> Work task
Find and copy the lines in the records beneath this task that contain the word "Association".

(Data records for software interfaces)
BEGIN
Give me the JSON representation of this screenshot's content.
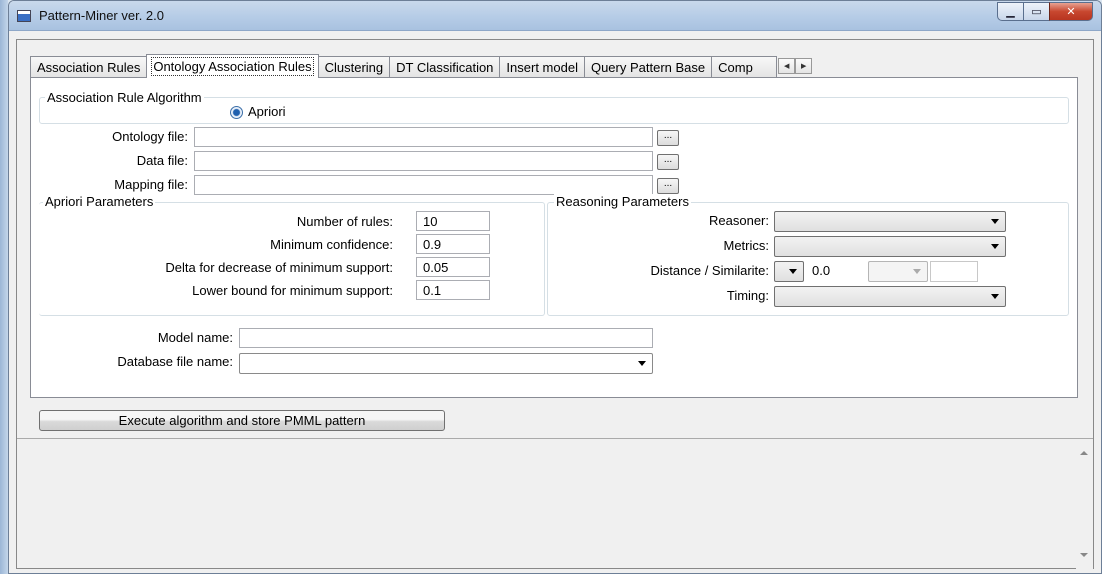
{
  "window": {
    "title": "Pattern-Miner ver. 2.0"
  },
  "tabs": [
    {
      "label": "Association Rules"
    },
    {
      "label": "Ontology Association Rules"
    },
    {
      "label": "Clustering"
    },
    {
      "label": "DT Classification"
    },
    {
      "label": "Insert model"
    },
    {
      "label": "Query Pattern Base"
    },
    {
      "label": "Comp"
    }
  ],
  "algorithm": {
    "group_label": "Association Rule Algorithm",
    "option": "Apriori",
    "selected": true
  },
  "files": {
    "ontology_label": "Ontology file:",
    "ontology_value": "",
    "data_label": "Data file:",
    "data_value": "",
    "mapping_label": "Mapping file:",
    "mapping_value": "",
    "browse_label": "..."
  },
  "apriori": {
    "group_label": "Apriori Parameters",
    "num_rules_label": "Number of rules:",
    "num_rules": "10",
    "min_conf_label": "Minimum confidence:",
    "min_conf": "0.9",
    "delta_label": "Delta for decrease of minimum support:",
    "delta": "0.05",
    "lower_bound_label": "Lower bound for minimum support:",
    "lower_bound": "0.1"
  },
  "reasoning": {
    "group_label": "Reasoning Parameters",
    "reasoner_label": "Reasoner:",
    "reasoner_value": "",
    "metrics_label": "Metrics:",
    "metrics_value": "",
    "distance_label": "Distance / Similarite:",
    "distance_value": "0.0",
    "timing_label": "Timing:",
    "timing_value": ""
  },
  "model": {
    "name_label": "Model name:",
    "name_value": "",
    "db_label": "Database file name:",
    "db_value": ""
  },
  "actions": {
    "execute_label": "Execute algorithm and store PMML pattern"
  },
  "output": {
    "text": ""
  }
}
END
> Answer to this problem
      "label": "Association Rules"
      "label": "Ontology Association Rules"
    "group_label": "Association Rule Algorithm",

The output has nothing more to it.